Twelve Days of Christmas
To many the Twelve Days of Christmas is just one of the many Christmas songs that are played on radio and has no further significance. Contrary to popular belief, the Twelve Days of Christmas begins on Christmas Day, December 25th and not before Christmas and also has a fun and important history.
The Twelve Days of Christmas actually refers to the days between December 25th, Christmas Day (celebrated originally in the Western-Latin churches) and January 6th, the Epiphany (celebrated originally in the Eastern-Greek churches). Today, Christmas is one of the longest-celebrated holidays as it begins for the shoppers on Black Friday, the day after Thanksgiving, and for many of the faithful, officially includes Advent, embracing the four Sundays prior to the 25th of December. While the Epiphany was originally celebrated by the Greek churches as multiple revelations of God in Christ to the world, today it is primarily remembered as the celebration of the visit of the three wise men (or kings) to the baby Jesus.
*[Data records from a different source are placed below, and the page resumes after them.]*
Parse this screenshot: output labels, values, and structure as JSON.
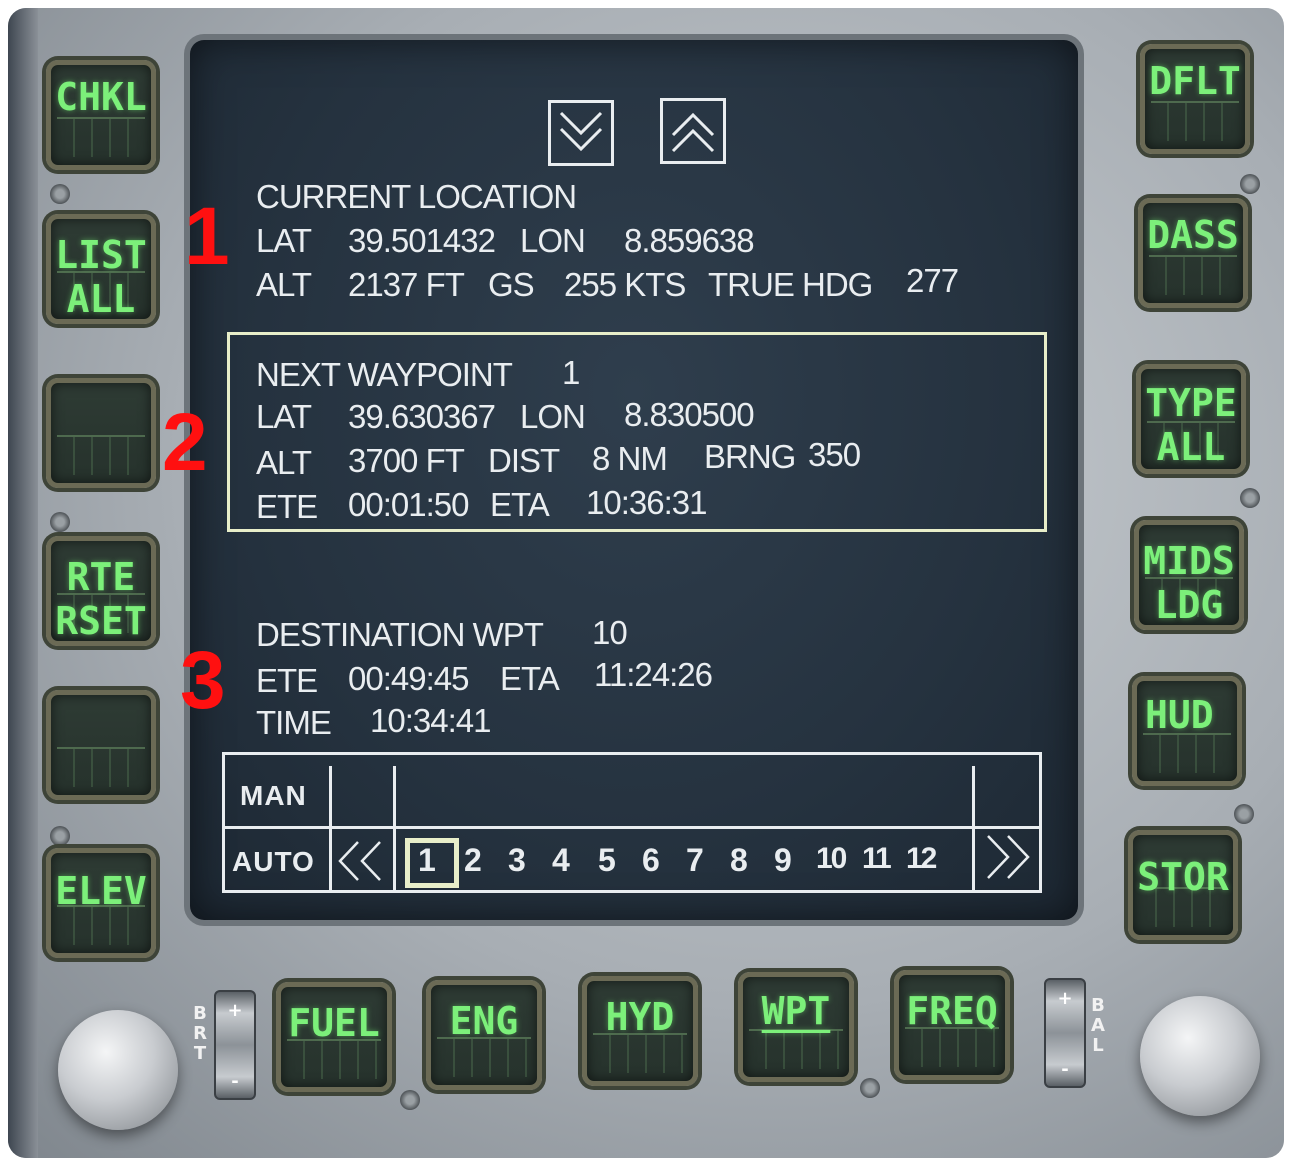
{
  "screen": {
    "current_location": {
      "header": "CURRENT LOCATION",
      "lat_label": "LAT",
      "lat": "39.501432",
      "lon_label": "LON",
      "lon": "8.859638",
      "alt_label": "ALT",
      "alt": "2137 FT",
      "gs_label": "GS",
      "gs": "255 KTS",
      "hdg_label": "TRUE HDG",
      "hdg": "277"
    },
    "next_waypoint": {
      "header": "NEXT WAYPOINT",
      "number": "1",
      "lat_label": "LAT",
      "lat": "39.630367",
      "lon_label": "LON",
      "lon": "8.830500",
      "alt_label": "ALT",
      "alt": "3700 FT",
      "dist_label": "DIST",
      "dist": "8 NM",
      "brng_label": "BRNG",
      "brng": "350",
      "ete_label": "ETE",
      "ete": "00:01:50",
      "eta_label": "ETA",
      "eta": "10:36:31"
    },
    "destination": {
      "header": "DESTINATION WPT",
      "number": "10",
      "ete_label": "ETE",
      "ete": "00:49:45",
      "eta_label": "ETA",
      "eta": "11:24:26",
      "time_label": "TIME",
      "time": "10:34:41"
    },
    "annotations": [
      "1",
      "2",
      "3"
    ],
    "mode_table": {
      "man_label": "MAN",
      "auto_label": "AUTO",
      "waypoints": [
        "1",
        "2",
        "3",
        "4",
        "5",
        "6",
        "7",
        "8",
        "9",
        "10",
        "11",
        "12"
      ],
      "selected": "1"
    }
  },
  "osb_left": [
    "CHKL",
    "LIST\nALL",
    "",
    "RTE\nRSET",
    "",
    "ELEV"
  ],
  "osb_right": [
    "DFLT",
    "DASS",
    "TYPE\nALL",
    "MIDS\nLDG",
    "HUD",
    "STOR"
  ],
  "osb_bottom": [
    "FUEL",
    "ENG",
    "HYD",
    "WPT",
    "FREQ"
  ],
  "brt_label": "B\nR\nT",
  "bal_label": "B\nA\nL",
  "rocker_plus": "+",
  "rocker_minus": "-",
  "colors": {
    "osb_text": "#7cf07a",
    "screen_bg": "#2a3846",
    "annotation": "#ff1010",
    "highlight_box": "#e8eec9"
  }
}
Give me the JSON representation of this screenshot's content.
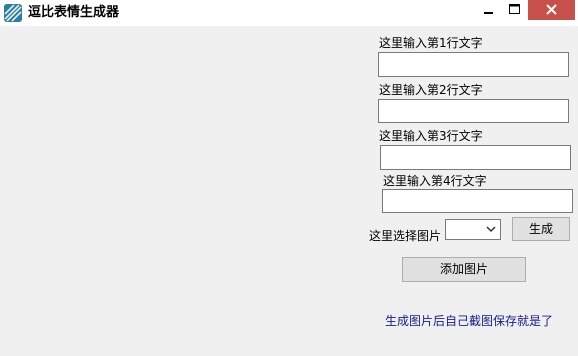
{
  "window": {
    "title": "逗比表情生成器"
  },
  "form": {
    "line1_label": "这里输入第1行文字",
    "line2_label": "这里输入第2行文字",
    "line3_label": "这里输入第3行文字",
    "line4_label": "这里输入第4行文字",
    "line1_value": "",
    "line2_value": "",
    "line3_value": "",
    "line4_value": "",
    "image_select_label": "这里选择图片",
    "image_select_value": "",
    "generate_button": "生成",
    "add_image_button": "添加图片",
    "hint_text": "生成图片后自己截图保存就是了"
  },
  "colors": {
    "close_button": "#c7504a",
    "hint_text": "#1a1a8c",
    "window_bg": "#f0f0f0"
  }
}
The origin of the 12 Days according to many sources was an attempted reconciliation between the Latin and Greek churches in the 6th century as a fitting celebration of the birth of Christ. Bill Federer, bestselling author and president of Amerisearch Inc. and producer of “Faith in History” tells the story that in 567 AD, at the Council of Tours, the church tried to reconcile the dispute between East and West by defining the days between December 25th and January 6th as officially and inclusively as the 12 Days of Christmas. Bill Federer goes on to say that these 12 days were declared to all be “holy days” so when someone wishes you happy holidays, they are just using the new pronunciation of holy days as ‘holidays’!